Arctic Ease is a specially treated cryotherapy wrap or pad which absorbs heat energy from your body to cool the covered area and can be wrapped around the injured area. It easily conforms to the injury and requires no tape or clips. According to the product information, “the absorbed heat is then lost to evaporation, which allows for the sustained cooling effect of Arctic Ease.”   According to their product information, Arctic Ease stays cold for 4 to 6 hours. It comes in a ready-to-use right-out-of –the –pouch package.

No refrigeration is needed and the fact that it is reusable makes Arctic Ease cost effective. All you have to do is add 1 to 2 tablespoons of water and reseal the bag. It takes about 2 – 3 hours to rehydrate.

If needed, Arctic Ease can actually be worn during exercise. Arctic Ease is odorless, contains no latex or adhesive, and is also eco-friendly. It’s convenient in that you could stuff it in a runner’s belt or bike pouch, ready to use when needed. Hey, this strategy might be like taking an umbrella with you to prevent it from raining!  If you have active kids, you may want to stuff one of these wraps in your car, just in case!
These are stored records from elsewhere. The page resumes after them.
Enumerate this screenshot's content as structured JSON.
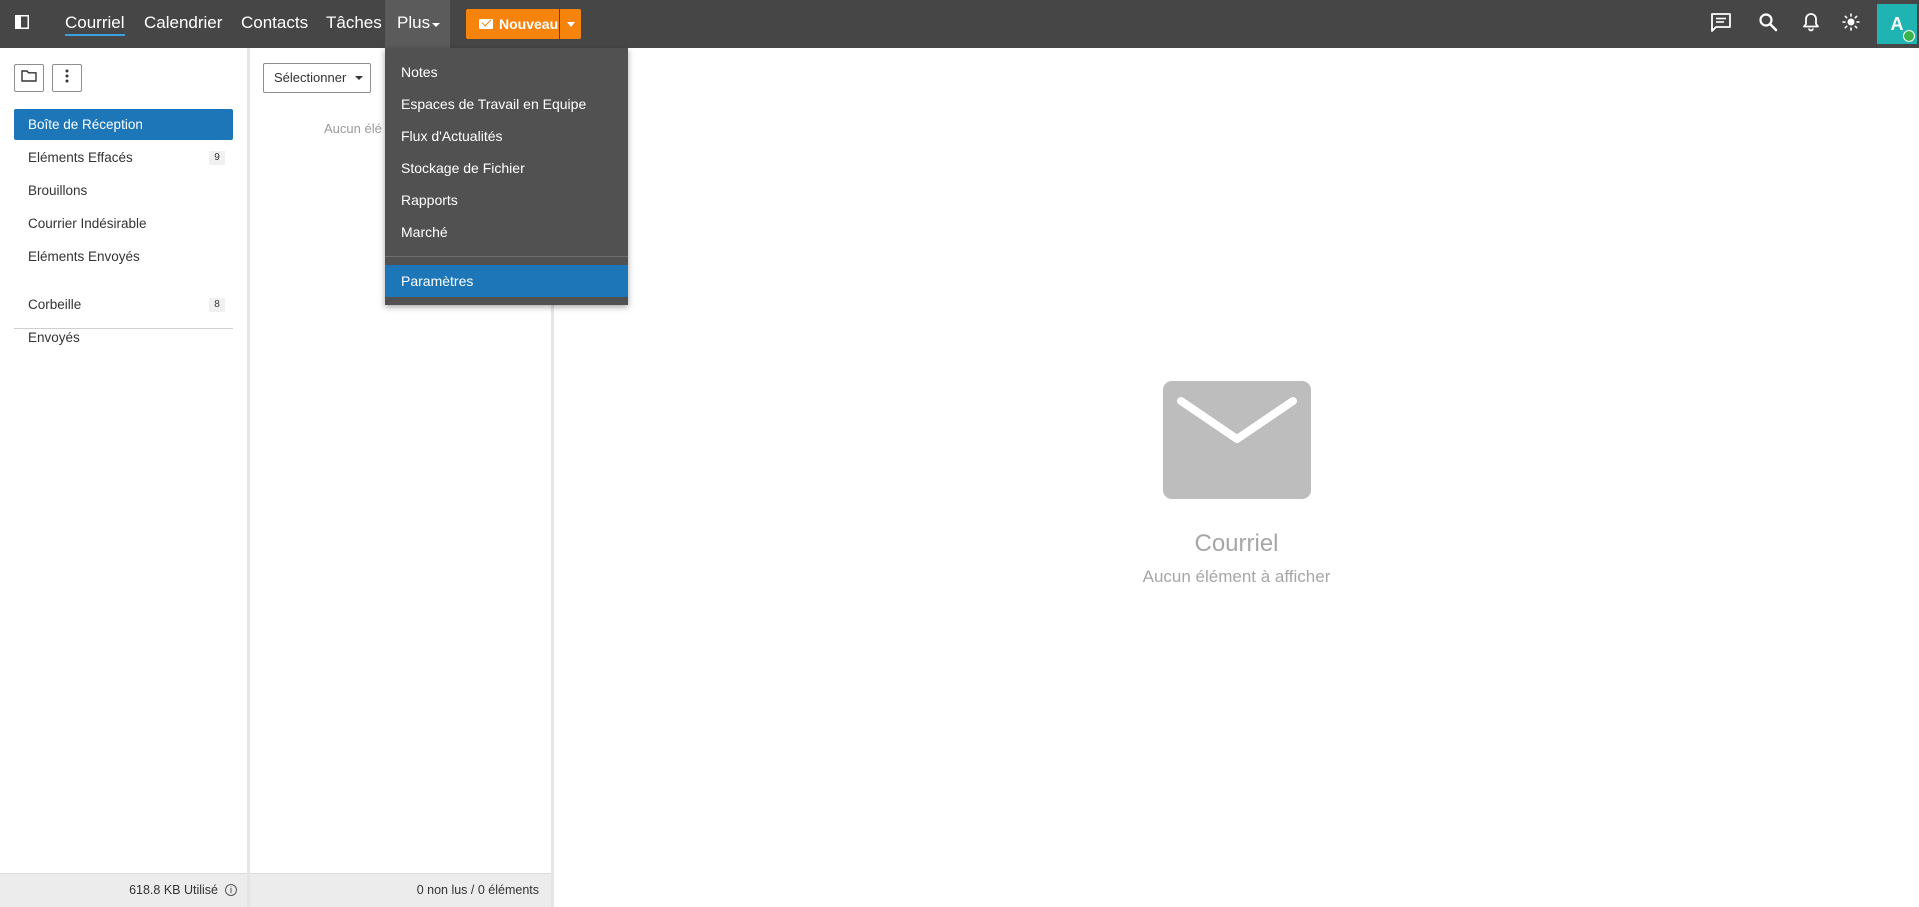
{
  "topbar": {
    "nav": [
      {
        "label": "Courriel",
        "active": true
      },
      {
        "label": "Calendrier",
        "active": false
      },
      {
        "label": "Contacts",
        "active": false
      },
      {
        "label": "Tâches",
        "active": false
      }
    ],
    "more_label": "Plus",
    "new_button_label": "Nouveau",
    "avatar_initial": "A",
    "icons": [
      "sidebar-toggle-icon",
      "chat-icon",
      "search-icon",
      "bell-icon",
      "sun-icon"
    ],
    "colors": {
      "bar": "#464646",
      "accent": "#f6840c",
      "avatar": "#1fb4b1",
      "selected": "#1c76b8",
      "online": "#3bb54a"
    }
  },
  "more_menu": {
    "items": [
      "Notes",
      "Espaces de Travail en Equipe",
      "Flux d'Actualités",
      "Stockage de Fichier",
      "Rapports",
      "Marché"
    ],
    "settings_label": "Paramètres"
  },
  "sidebar": {
    "folders": [
      {
        "label": "Boîte de Réception",
        "count": "",
        "selected": true
      },
      {
        "label": "Eléments Effacés",
        "count": "9",
        "selected": false
      },
      {
        "label": "Brouillons",
        "count": "",
        "selected": false
      },
      {
        "label": "Courrier Indésirable",
        "count": "",
        "selected": false
      },
      {
        "label": "Eléments Envoyés",
        "count": "",
        "selected": false
      }
    ],
    "extra_folders": [
      {
        "label": "Corbeille",
        "count": "8"
      },
      {
        "label": "Envoyés",
        "count": ""
      }
    ],
    "storage_label": "618.8 KB Utilisé"
  },
  "list": {
    "select_label": "Sélectionner",
    "empty_text": "Aucun élé",
    "footer_label": "0 non lus / 0 éléments"
  },
  "main": {
    "title": "Courriel",
    "subtitle": "Aucun élément à afficher"
  }
}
You can get one 4” X 60” online at www.arcticease.com ($12.29) www.amazon.com ($16.64), www.walgreens.com ($11.49) or www.cvs.com ($12.99). The pads sell for a pack of three 4” X 6” pads ($8.79) at www.arcticease.com.

Barbara Day, M.S., R.D., C.N., is a registered dietitian with a Master’s Degree in clinical nutrition.  The former publisher of Kentuckiana HealthFitness Magazine, Kentuckiana Healthy Woman magazine and radio show host of Health News You Can Use, Barbara has over 30 years of experience in promoting healthy lifestyles to consumers.  Barbara worked as Nutrition Consultant to the Navy SEALs (8 years) and the University of Louisville Athletic Department (10 years). Barbara has private practice, DayByDay Nutrition, www.DayByDayNutrition.com, where she counsels clients on weight loss, cholesterol management, performance nutrition and an array of other medical issues.  Visit Barbara’s new website which is an on-line health & wellness magazine, www.KentuckianaHEALTHWellness.com. Barbara writes nutrition and health columns for www.LiveStrong.com as well as a weekly nutrition column for the Southeast Outlook. She also designs and presents employee wellness programs to small and large businesses. Barbara is a runner, cyclist, hiker and a mother and grandmother to 11 grandchildren.